The most valuable and at the same time least known part of our drinking water supply system is the buried transport and distribution infrastructure. Once the pipes are covered by soil after installation, they are out of sight, and no direct evidence of their state or condition is available. In addition to ways of estimating the condition of pipes, there are several ways of determining their condition through the application of inspection technologies. We have developed an elaborate test network for inspection-tool testing in particular, but which is also generally suited to many types of research concerning drinking water distribution.
Inspection tools for sound asset management
The most valuable and at the same time least known part of our drinking water supply systems is the buried transport and distribution infrastructure. Once the pipes are covered by soil after installation, they are out of sight, and no direct evidence of their state or condition is available. However, the aging of this infrastructure, reported distribution losses in different parts of the world (averaging 30% globally, with large regional variations), and limited financial resources beg for ways to prioritize the reparation, rehabilitation or replacement of pipes based on their condition. The ultimate goal would be to repair, rehabilitate or replace a pipe at the moment it is about to fail, preventing both the nuisance of the failure itself and the waste of financial resources associated with premature action.
It is possible to determine the condition of pipes by applying inspection technologies. These methods provide helpful and actionable information on the condition of pipes and the presence of leaks, but their application is generally intrusive and costly. Autonomous inspection robots have been proposed as an alternative to intrusive inspection technologies for drinking water distribution systems. By ‘living’ in these networks they can inspect much longer pipe trajectories without interruption of the water supply or the risk of introducing contaminants in the water. Such a robotic system has been under development in the AIR (Autonomous Inspection Robot) project, in a partnership of seven Dutch drinking water utilities (Brabant Water, Dunea, Evides, PWN, Vitens, WMD, WML), KWR Water Research Institute and the mechatronics company Demcon.
Elaborate and representative test network
In this project, we have designed and built a test network that is to a large degree representative of real-life Dutch drinking water networks. It was designed with inspection-tool testing in mind, and AIR autonomous inspection robots in particular. We have therefore included as many challenging situations in the network as possible; situations that can be reasonably expected in real-world networks. The network was built by technicians of the Dunea, Brabant Water, PWN, and Vitens water utilities, each bringing their own way of working and preferred materials.
Inspection-tool testing and drinking water distribution research
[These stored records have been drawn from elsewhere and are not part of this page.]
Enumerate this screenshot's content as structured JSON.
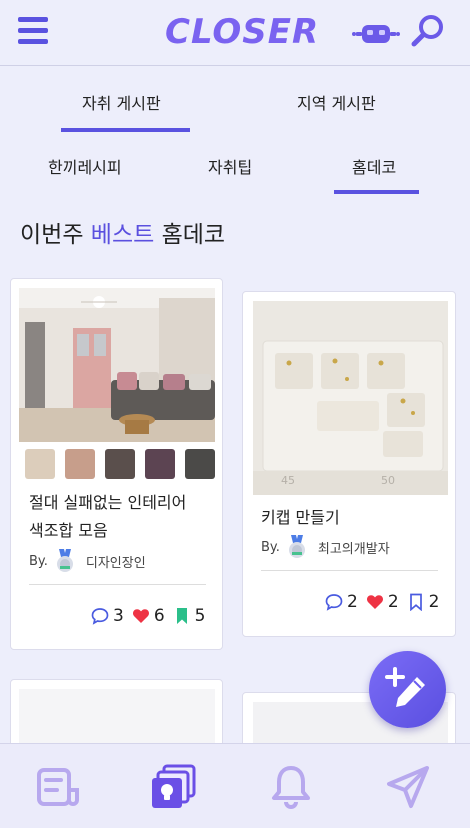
{
  "app": {
    "logo_text": "CLOSER"
  },
  "main_tabs": [
    {
      "label": "자취 게시판",
      "active": true
    },
    {
      "label": "지역 게시판",
      "active": false
    }
  ],
  "sub_tabs": [
    {
      "label": "한끼레시피",
      "active": false
    },
    {
      "label": "자취팁",
      "active": false
    },
    {
      "label": "홈데코",
      "active": true
    }
  ],
  "section": {
    "title_prefix": "이번주",
    "title_accent": "베스트",
    "title_suffix": "홈데코"
  },
  "cards": [
    {
      "title_line1": "절대 실패없는 인테리어",
      "title_line2": "색조합 모음",
      "by_label": "By.",
      "author": "디자인장인",
      "comments": "3",
      "likes": "6",
      "bookmarks": "5",
      "swatches": [
        "#dccdbb",
        "#c79e8b",
        "#5a4f4c",
        "#5c4452",
        "#4b4a48"
      ]
    },
    {
      "title": "키캡 만들기",
      "by_label": "By.",
      "author": "최고의개발자",
      "comments": "2",
      "likes": "2",
      "bookmarks": "2",
      "image_text_left": "45",
      "image_text_right": "50"
    }
  ],
  "colors": {
    "accent": "#5a52e0",
    "heart": "#ee3344",
    "bookmark": "#2bbf8a"
  },
  "bottom_nav": [
    "board-icon",
    "cards-idea-icon",
    "bell-icon",
    "paper-plane-icon"
  ]
}
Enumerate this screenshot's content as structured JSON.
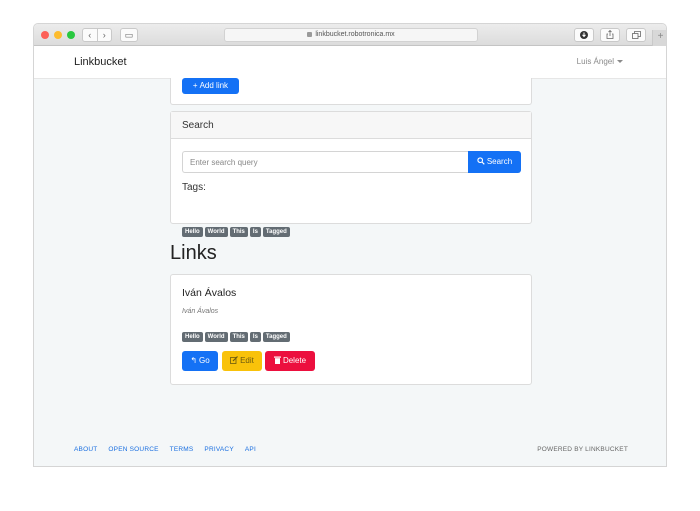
{
  "browser": {
    "url": "linkbucket.robotronica.mx",
    "icons": [
      "back-icon",
      "forward-icon",
      "sidebar-icon",
      "lock-icon",
      "download-icon",
      "share-icon",
      "tabs-icon",
      "new-tab-icon"
    ]
  },
  "navbar": {
    "brand": "Linkbucket",
    "user": "Luis Ángel"
  },
  "add_link": {
    "label": "Add link",
    "icon": "plus-icon"
  },
  "search": {
    "header": "Search",
    "placeholder": "Enter search query",
    "button_label": "Search",
    "button_icon": "search-icon",
    "tags_label": "Tags:",
    "tags": [
      "Hello",
      "World",
      "This",
      "Is",
      "Tagged"
    ]
  },
  "links": {
    "title": "Links",
    "items": [
      {
        "title": "Iván Ávalos",
        "subtitle": "Iván Ávalos",
        "tags": [
          "Hello",
          "World",
          "This",
          "Is",
          "Tagged"
        ],
        "go_label": "Go",
        "edit_label": "Edit",
        "delete_label": "Delete"
      }
    ]
  },
  "footer": {
    "links": [
      "ABOUT",
      "OPEN SOURCE",
      "TERMS",
      "PRIVACY",
      "API"
    ],
    "powered": "POWERED BY LINKBUCKET"
  },
  "colors": {
    "primary": "#1471f5",
    "warning": "#f9c20a",
    "danger": "#ec0f3e",
    "tag": "#636c73"
  }
}
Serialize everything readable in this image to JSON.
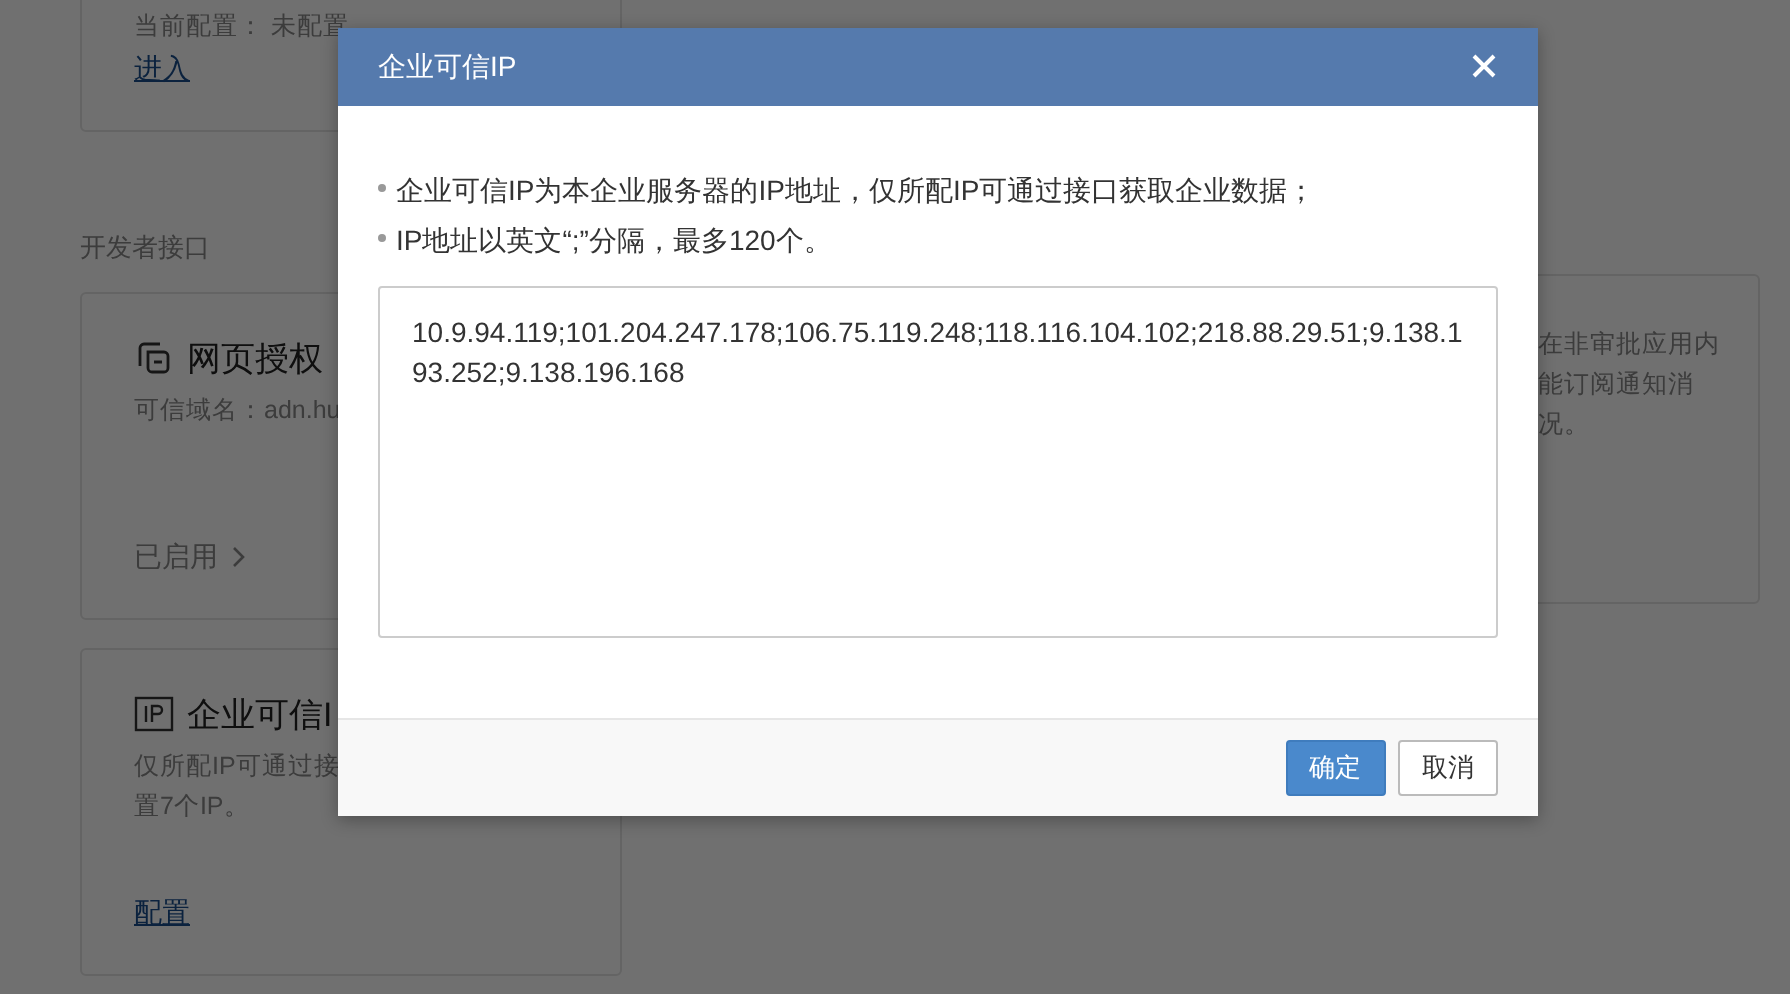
{
  "page": {
    "cards": [
      {
        "kind": "config",
        "lines": [
          "当前配置： 未配置"
        ],
        "footer": "进入"
      },
      {
        "kind": "web",
        "section": "开发者接口",
        "title": "网页授权",
        "lines": [
          "可信域名：adn.hu"
        ],
        "footer": "已启用"
      },
      {
        "kind": "ip",
        "title": "企业可信I",
        "lines": [
          "仅所配IP可通过接",
          "置7个IP。"
        ],
        "footer": "配置"
      }
    ],
    "right_card": {
      "lines": [
        "在非审批应用内",
        "能订阅通知消",
        "况。"
      ]
    }
  },
  "modal": {
    "title": "企业可信IP",
    "notes": [
      "企业可信IP为本企业服务器的IP地址，仅所配IP可通过接口获取企业数据；",
      "IP地址以英文“;”分隔，最多120个。"
    ],
    "ip_list": {
      "value": "10.9.94.119;101.204.247.178;106.75.119.248;118.116.104.102;218.88.29.51;9.138.193.252;9.138.196.168"
    },
    "buttons": [
      {
        "label": "确定",
        "primary": true
      },
      {
        "label": "取消",
        "primary": false
      }
    ]
  }
}
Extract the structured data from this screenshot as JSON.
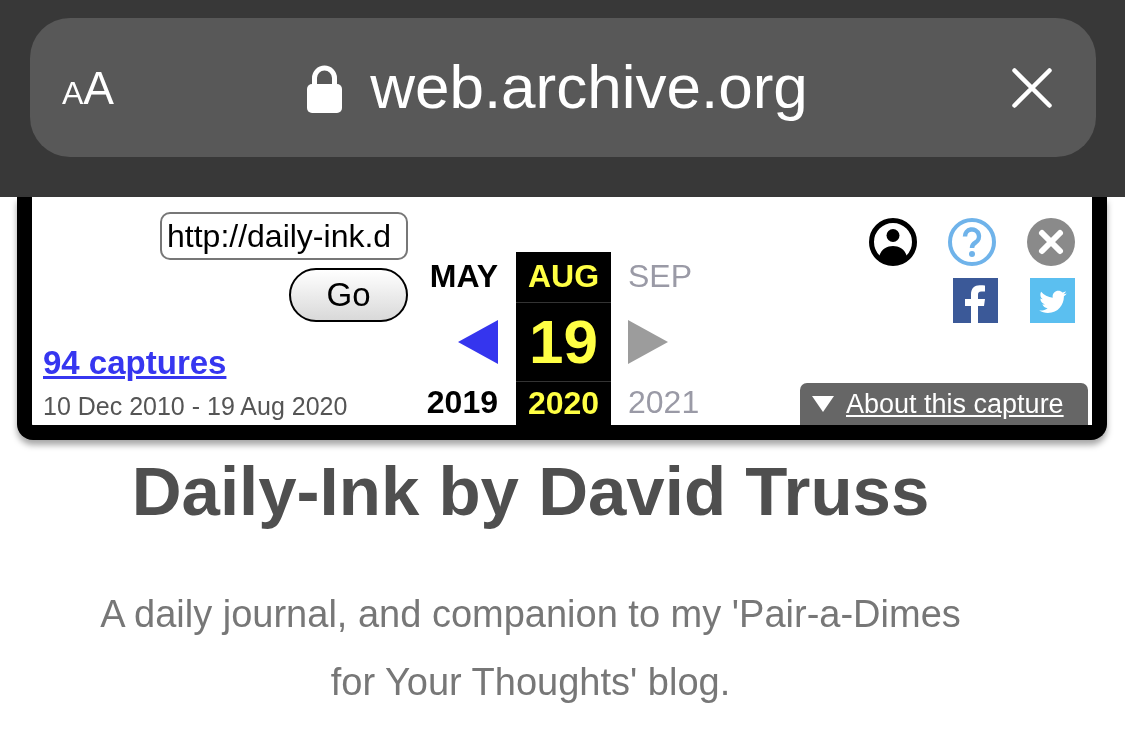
{
  "browser_bar": {
    "text_size_button": "AA",
    "address": "web.archive.org"
  },
  "wayback_toolbar": {
    "url_field": {
      "value": "http://daily-ink.d"
    },
    "go_button": "Go",
    "captures_link": "94 captures",
    "date_range": "10 Dec 2010 - 19 Aug 2020",
    "calendar": [
      {
        "kind": "previous",
        "month": "MAY",
        "year": "2019",
        "selected": false,
        "disabled": false
      },
      {
        "kind": "current",
        "month": "AUG",
        "day": "19",
        "year": "2020",
        "selected": true,
        "disabled": false
      },
      {
        "kind": "next",
        "month": "SEP",
        "year": "2021",
        "selected": false,
        "disabled": true
      }
    ],
    "about_button": "About this capture"
  },
  "blog": {
    "title": "Daily-Ink by David Truss",
    "tagline": "A daily journal, and companion to my 'Pair-a-Dimes for Your Thoughts' blog."
  }
}
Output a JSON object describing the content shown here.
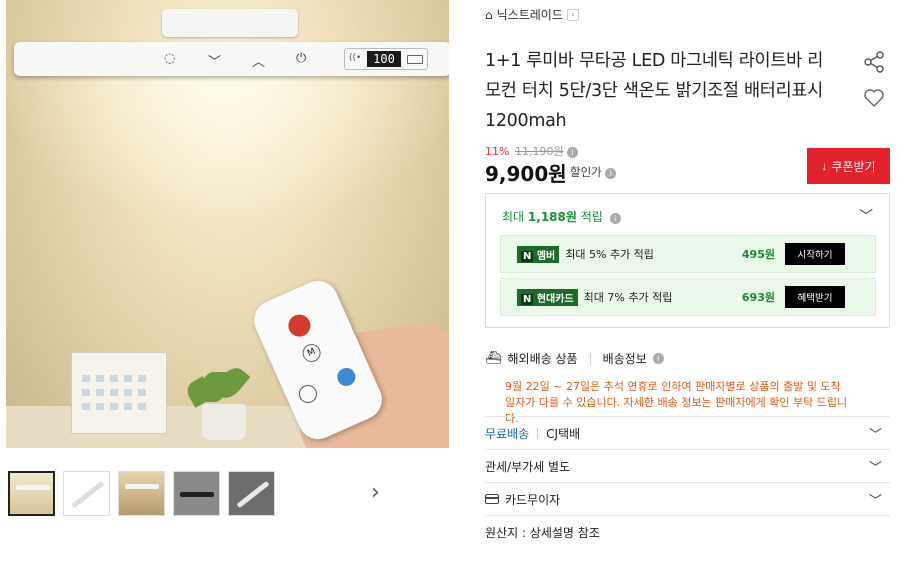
{
  "product_image": {
    "display_readout": "100",
    "remote_button": "M"
  },
  "gallery": {
    "thumb_count": 5,
    "active_index": 0
  },
  "seller": {
    "name": "닉스트레이드"
  },
  "product": {
    "title": "1+1 루미바 무타공 LED 마그네틱 라이트바 리모컨 터치 5단/3단 색온도 밝기조절 배터리표시 1200mah"
  },
  "pricing": {
    "discount_pct": "11%",
    "original_price": "11,190원",
    "price": "9,900원",
    "price_note": "할인가",
    "coupon_label": "쿠폰받기"
  },
  "rewards": {
    "prefix": "최대",
    "amount": "1,188원",
    "suffix": "적립",
    "offers": [
      {
        "badge_mark": "N",
        "badge": "멤버",
        "text": "최대 5% 추가 적립",
        "amount": "495원",
        "button": "시작하기"
      },
      {
        "badge_mark": "N",
        "badge": "현대카드",
        "text": "최대 7% 추가 적립",
        "amount": "693원",
        "button": "혜택받기"
      }
    ]
  },
  "shipping": {
    "overseas_label": "해외배송 상품",
    "info_label": "배송정보",
    "notice": "9월 22일 ~ 27일은 추석 연휴로 인하여 판매자별로 상품의 출발 및 도착 일자가 다를 수 있습니다. 자세한 배송 정보는 판매자에게 확인 부탁 드립니다."
  },
  "rows": {
    "free_shipping": "무료배송",
    "carrier": "CJ택배",
    "customs": "관세/부가세 별도",
    "card_installment": "카드무이자",
    "origin": "원산지 : 상세설명 참조"
  },
  "colors": {
    "accent_red": "#e4222d",
    "reward_green": "#16913a",
    "notice_orange": "#e05b16",
    "link_blue": "#1b66c9"
  }
}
This has resulted in a network that is not only extremely suitable for inspection-tool testing – including AIR as launching customer – but also for various types of drinking water distribution research. This includes research on topics such as discoloration, biofilm growth, sensor deployment, contaminant transport and dispersion, etc. KWR is very much open to collaboration with interested parties on these and other subjects.